Jon Batiste hails Beyoncé for breaking music stereotypes with new album Cowboy Carter

Jon Batiste has hailed Beyoncé for breaking the barriers of music genre with her new country album Cowboy Carter.

The 27-track album released on Friday and Beyoncé’s single “Texas Hold ‘Em” quickly made history by climbing to the top of Billboard’s Hot Country Songs chart and making her the first Black woman to achieve the feat.

Batiste, one of Beyoncé’s collaborators on the album, commended the singer-songwriter for shattering stereotypes in the industry.

Batiste is himself a five-time Grammy winner. He also won an Oscar for his work on Pixar’s 2020 film Soul and was nominated for an Oscar for the song “It Never Went Away”. The song is featured in the 2023 documentary American Symphony, which follows Batiste composing his first symphoney as his wife Suleika Jaouad battles leukaemia.

“This is the moment yall, where we dismantle the genre machine,” Batiste posted on X.

“Quincy Jones told me, as he also wrote in his forward to my WE ARE album, ‘it’s up to you to de categorize American music!!,’ which is what Duke Ellington told him. I really believe that is our generations role, led by a few artists willing to take this leap.”

“Producing and writing for AMERIICAN REQUIEM was an example of extraordinary alignment—when many leading artists see a similar vision at the same time, that’s when you know a major shift is happening. A new era, long time coming. Let’s liberate ourselves from genre and break the barriers that marginalize who we are and the art that we create. Grateful also for the contribution by my brother @dixson and the other collaborators who made this opening statement of Cowboy Carter possible.”

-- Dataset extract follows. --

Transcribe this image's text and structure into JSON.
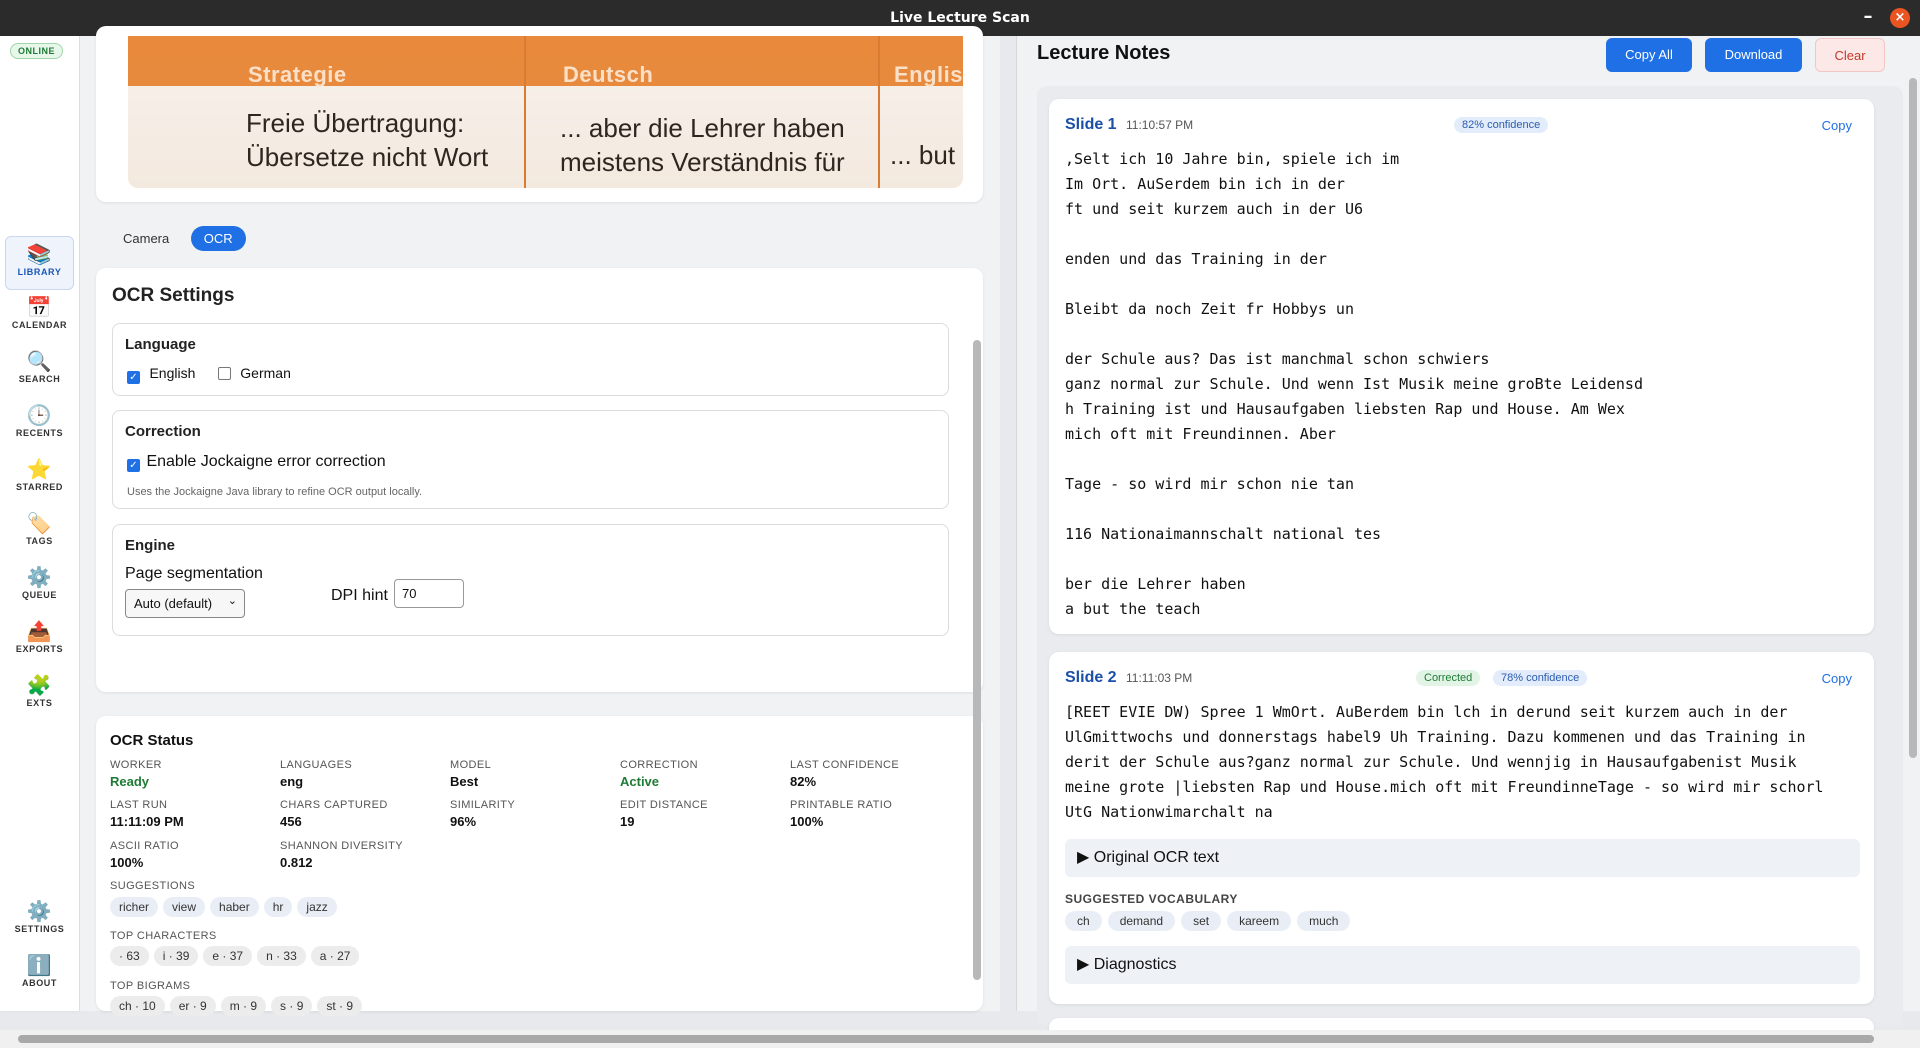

Besides Batiste, Beyoncé collaborated on Cowboy Carter with artists Dolly Parton, Willie Nelson, Linda Martell, Stevie Wonder, Chuck Berry, Mylie Cyrus, Post Malone, Rhiannon Giddens, Nile Rodgers, Robert Randolph, Gary Clark Jr., Willie Jones, Brittney Spencer, Shaboozey, Reyna Roberts, Tanner Adell and Tiera Kennedy.

It is her eighth studio album.

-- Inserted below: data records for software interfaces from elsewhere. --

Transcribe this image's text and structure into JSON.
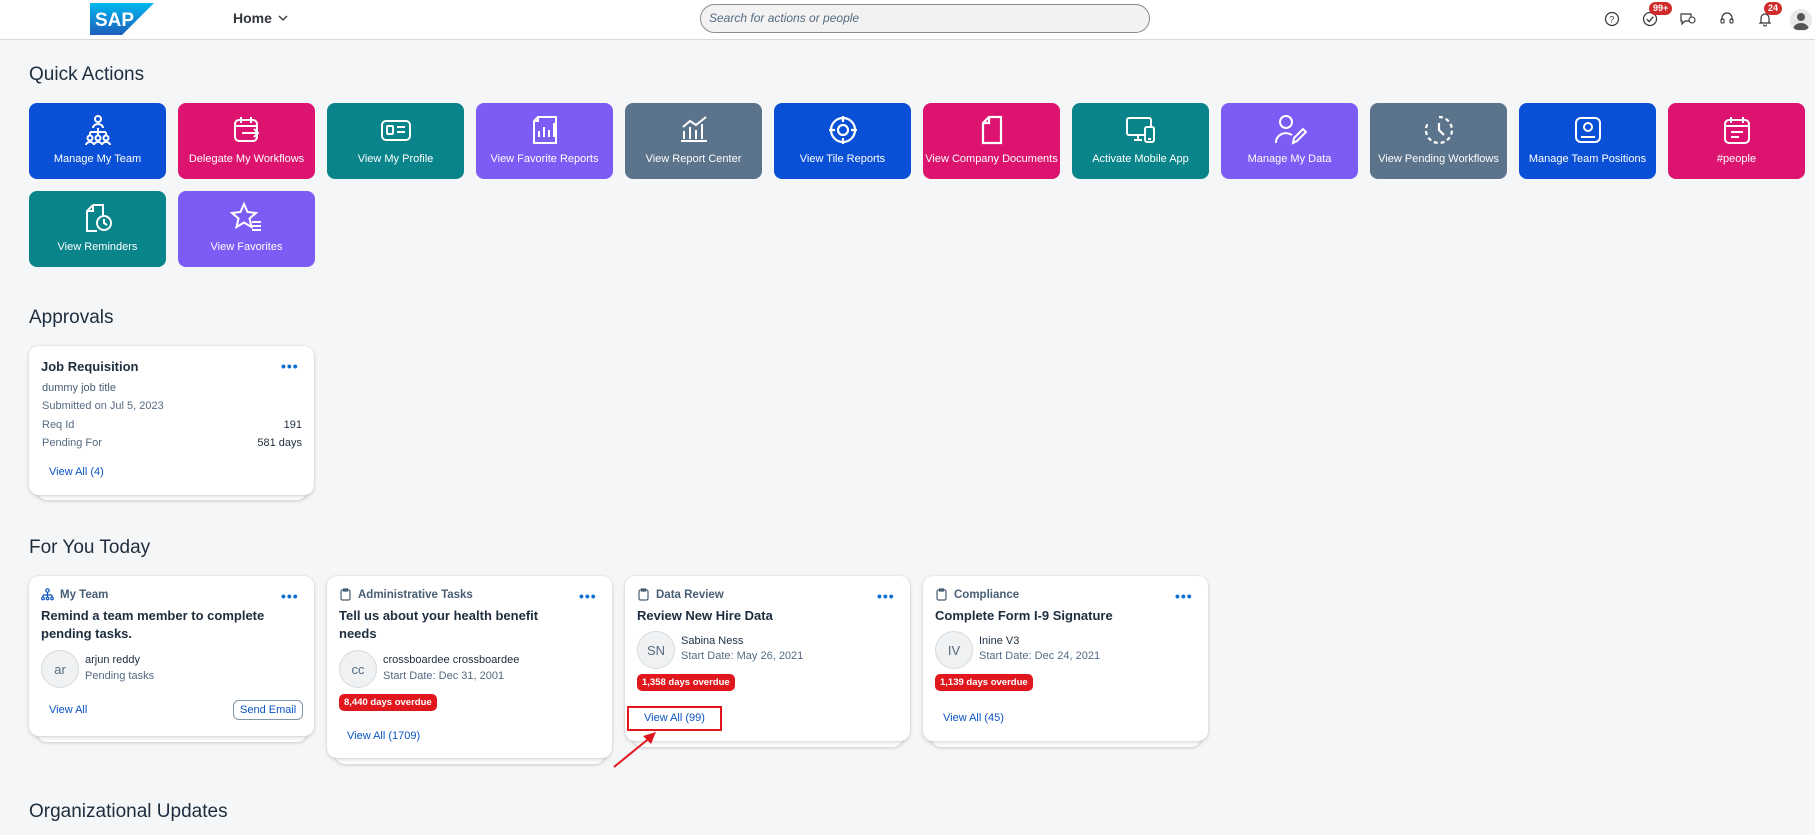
{
  "header": {
    "logo_text": "SAP",
    "home_label": "Home",
    "search_placeholder": "Search for actions or people",
    "tasks_badge": "99+",
    "notifications_badge": "24"
  },
  "quick_actions": {
    "title": "Quick Actions",
    "tiles": [
      {
        "label": "Manage My Team",
        "icon": "team-icon"
      },
      {
        "label": "Delegate My Workflows",
        "icon": "delegate-calendar-icon"
      },
      {
        "label": "View My Profile",
        "icon": "profile-card-icon"
      },
      {
        "label": "View Favorite Reports",
        "icon": "favorite-reports-icon"
      },
      {
        "label": "View Report Center",
        "icon": "report-chart-icon"
      },
      {
        "label": "View Tile Reports",
        "icon": "target-icon"
      },
      {
        "label": "View Company Documents",
        "icon": "document-icon"
      },
      {
        "label": "Activate Mobile App",
        "icon": "mobile-device-icon"
      },
      {
        "label": "Manage My Data",
        "icon": "edit-person-icon"
      },
      {
        "label": "View Pending Workflows",
        "icon": "pending-clock-icon"
      },
      {
        "label": "Manage Team Positions",
        "icon": "position-badge-icon"
      },
      {
        "label": "#people",
        "icon": "calendar-list-icon"
      },
      {
        "label": "View Reminders",
        "icon": "reminder-icon"
      },
      {
        "label": "View Favorites",
        "icon": "star-list-icon"
      }
    ]
  },
  "approvals": {
    "title": "Approvals",
    "card": {
      "title": "Job Requisition",
      "subtitle": "dummy job title",
      "submitted": "Submitted on Jul 5, 2023",
      "req_id_label": "Req Id",
      "req_id_value": "191",
      "pending_label": "Pending For",
      "pending_value": "581 days",
      "view_all": "View All (4)"
    }
  },
  "for_you_today": {
    "title": "For You Today",
    "cards": [
      {
        "category": "My Team",
        "title_line1": "Remind a team member to complete",
        "title_line2": "pending tasks.",
        "avatar": "ar",
        "person": "arjun reddy",
        "detail": "Pending tasks",
        "view_all": "View All",
        "button": "Send Email"
      },
      {
        "category": "Administrative Tasks",
        "title_line1": "Tell us about your health benefit",
        "title_line2": "needs",
        "avatar": "cc",
        "person": "crossboardee crossboardee",
        "detail": "Start Date: Dec 31, 2001",
        "overdue": "8,440 days overdue",
        "view_all": "View All (1709)"
      },
      {
        "category": "Data Review",
        "title_line1": "Review New Hire Data",
        "avatar": "SN",
        "person": "Sabina Ness",
        "detail": "Start Date: May 26, 2021",
        "overdue": "1,358 days overdue",
        "view_all": "View All (99)"
      },
      {
        "category": "Compliance",
        "title_line1": "Complete Form I-9 Signature",
        "avatar": "IV",
        "person": "Inine V3",
        "detail": "Start Date: Dec 24, 2021",
        "overdue": "1,139 days overdue",
        "view_all": "View All (45)"
      }
    ]
  },
  "org_updates": {
    "title": "Organizational Updates"
  }
}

“I think people are going to be surprised because I don’t think this music is what everyone expects,” the singer said on Friday.

“But it’s the best music I’ve ever made.”

Talking about the inspiration for the album, Beyoncé said on Instagram: “It was born out of an experience that I had years ago where I did not feel welcomed…and it was very clear that I wasn’t. Because of that experience, I did a deeper dive into the history of country music and studied our rich musical archive.”

“It feels good to see how music can unite so many people around the world, while also amplifying the voices of some of the people who have dedicated so much of their lives educating on our musical history,” she added.